§ RECORDS TO USE
Content starts

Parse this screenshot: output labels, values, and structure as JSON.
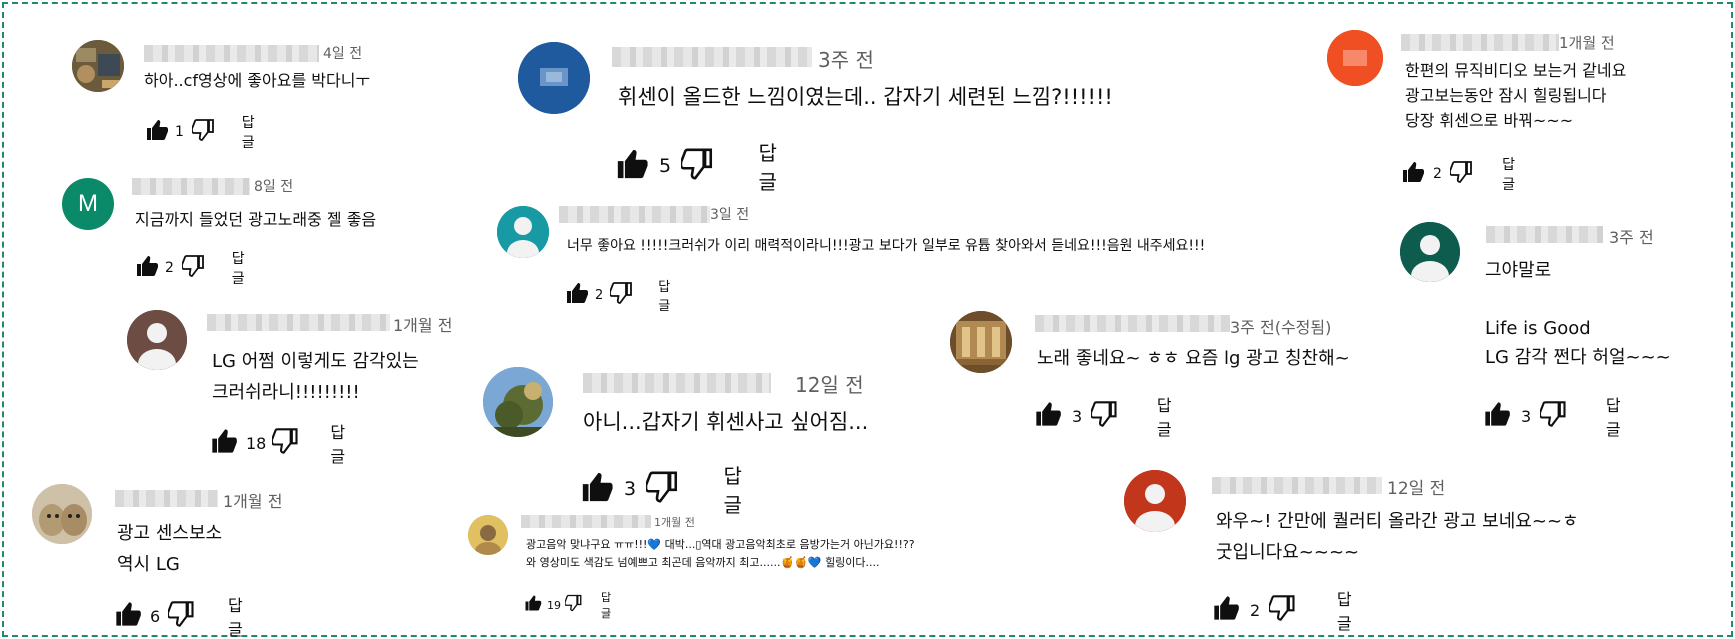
{
  "reply_label": "답글",
  "colors": {
    "border": "#1e8a6e",
    "blue_avatar": "#1f5a9e",
    "red_avatar": "#f04e23",
    "green_avatar": "#0b8a6a",
    "teal_avatar": "#179aa3",
    "brown_avatar": "#6d4c43",
    "dark_teal_avatar": "#0d5c4e",
    "rust_avatar": "#c2361c"
  },
  "comments": [
    {
      "time": "4일 전",
      "lines": [
        "하아..cf영상에 좋아요를 박다니ㅜ"
      ],
      "likes": "1",
      "avatar": "photo-icon"
    },
    {
      "time": "8일 전",
      "lines": [
        "지금까지 들었던 광고노래중 젤 좋음"
      ],
      "likes": "2",
      "avatar_letter": "M"
    },
    {
      "time": "1개월 전",
      "lines": [
        "LG 어쩜 이렇게도 감각있는",
        "크러쉬라니!!!!!!!!!"
      ],
      "likes": "18",
      "avatar": "default-user-icon"
    },
    {
      "time": "1개월 전",
      "lines": [
        "광고 센스보소",
        "역시 LG"
      ],
      "likes": "6",
      "avatar": "photo-icon"
    },
    {
      "time": "3주 전",
      "lines": [
        "휘센이 올드한 느낌이였는데.. 갑자기 세련된 느낌?!!!!!!"
      ],
      "likes": "5",
      "avatar": "blurred-icon"
    },
    {
      "time": "3일 전",
      "lines": [
        "너무 좋아요 !!!!!크러쉬가 이리 매력적이라니!!!광고 보다가 일부로 유튭 찾아와서 듣네요!!!음원 내주세요!!!"
      ],
      "likes": "2",
      "avatar": "default-user-icon"
    },
    {
      "time": "12일 전",
      "lines": [
        "아니...갑자기 휘센사고 싶어짐..."
      ],
      "likes": "3",
      "avatar": "photo-icon"
    },
    {
      "time": "1개월 전",
      "lines": [
        "광고음악 맞냐구요 ㅠㅠ!!!💙 대박...▯역대 광고음악최초로 음방가는거 아닌가요!!??",
        "와 영상미도 색감도 넘예쁘고 최곤데 음악까지 최고......🍯🍯💙 힐링이다...."
      ],
      "likes": "19",
      "avatar": "photo-icon"
    },
    {
      "time": "1개월 전",
      "lines": [
        "한편의 뮤직비디오 보는거 같네요",
        "광고보는동안 잠시 힐링됩니다",
        "당장 휘센으로 바꿔~~~"
      ],
      "likes": "2",
      "avatar": "blurred-icon"
    },
    {
      "time": "3주 전",
      "lines": [
        "그야말로",
        "",
        "Life is Good",
        "LG 감각 쩐다 허얼~~~"
      ],
      "likes": "3",
      "avatar": "default-user-icon"
    },
    {
      "time": "3주 전(수정됨)",
      "lines": [
        "노래 좋네요~ ㅎㅎ 요즘 lg 광고 칭찬해~"
      ],
      "likes": "3",
      "avatar": "photo-icon"
    },
    {
      "time": "12일 전",
      "lines": [
        "와우~! 간만에 퀄러티 올라간 광고 보네요~~ㅎ",
        "굿입니다요~~~~"
      ],
      "likes": "2",
      "avatar": "default-user-icon"
    }
  ]
}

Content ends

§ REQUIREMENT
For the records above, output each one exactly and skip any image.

§ WRITTEN ANSWER
Parse this screenshot: output labels, values, and structure as JSON.
{
  "reply_label": "답글",
  "colors": {
    "border": "#1e8a6e",
    "blue_avatar": "#1f5a9e",
    "red_avatar": "#f04e23",
    "green_avatar": "#0b8a6a",
    "teal_avatar": "#179aa3",
    "brown_avatar": "#6d4c43",
    "dark_teal_avatar": "#0d5c4e",
    "rust_avatar": "#c2361c"
  },
  "comments": [
    {
      "time": "4일 전",
      "lines": [
        "하아..cf영상에 좋아요를 박다니ㅜ"
      ],
      "likes": "1",
      "avatar": "photo-icon"
    },
    {
      "time": "8일 전",
      "lines": [
        "지금까지 들었던 광고노래중 젤 좋음"
      ],
      "likes": "2",
      "avatar_letter": "M"
    },
    {
      "time": "1개월 전",
      "lines": [
        "LG 어쩜 이렇게도 감각있는",
        "크러쉬라니!!!!!!!!!"
      ],
      "likes": "18",
      "avatar": "default-user-icon"
    },
    {
      "time": "1개월 전",
      "lines": [
        "광고 센스보소",
        "역시 LG"
      ],
      "likes": "6",
      "avatar": "photo-icon"
    },
    {
      "time": "3주 전",
      "lines": [
        "휘센이 올드한 느낌이였는데.. 갑자기 세련된 느낌?!!!!!!"
      ],
      "likes": "5",
      "avatar": "blurred-icon"
    },
    {
      "time": "3일 전",
      "lines": [
        "너무 좋아요 !!!!!크러쉬가 이리 매력적이라니!!!광고 보다가 일부로 유튭 찾아와서 듣네요!!!음원 내주세요!!!"
      ],
      "likes": "2",
      "avatar": "default-user-icon"
    },
    {
      "time": "12일 전",
      "lines": [
        "아니...갑자기 휘센사고 싶어짐..."
      ],
      "likes": "3",
      "avatar": "photo-icon"
    },
    {
      "time": "1개월 전",
      "lines": [
        "광고음악 맞냐구요 ㅠㅠ!!!💙 대박...▯역대 광고음악최초로 음방가는거 아닌가요!!??",
        "와 영상미도 색감도 넘예쁘고 최곤데 음악까지 최고......🍯🍯💙 힐링이다...."
      ],
      "likes": "19",
      "avatar": "photo-icon"
    },
    {
      "time": "1개월 전",
      "lines": [
        "한편의 뮤직비디오 보는거 같네요",
        "광고보는동안 잠시 힐링됩니다",
        "당장 휘센으로 바꿔~~~"
      ],
      "likes": "2",
      "avatar": "blurred-icon"
    },
    {
      "time": "3주 전",
      "lines": [
        "그야말로",
        "",
        "Life is Good",
        "LG 감각 쩐다 허얼~~~"
      ],
      "likes": "3",
      "avatar": "default-user-icon"
    },
    {
      "time": "3주 전(수정됨)",
      "lines": [
        "노래 좋네요~ ㅎㅎ 요즘 lg 광고 칭찬해~"
      ],
      "likes": "3",
      "avatar": "photo-icon"
    },
    {
      "time": "12일 전",
      "lines": [
        "와우~! 간만에 퀄러티 올라간 광고 보네요~~ㅎ",
        "굿입니다요~~~~"
      ],
      "likes": "2",
      "avatar": "default-user-icon"
    }
  ]
}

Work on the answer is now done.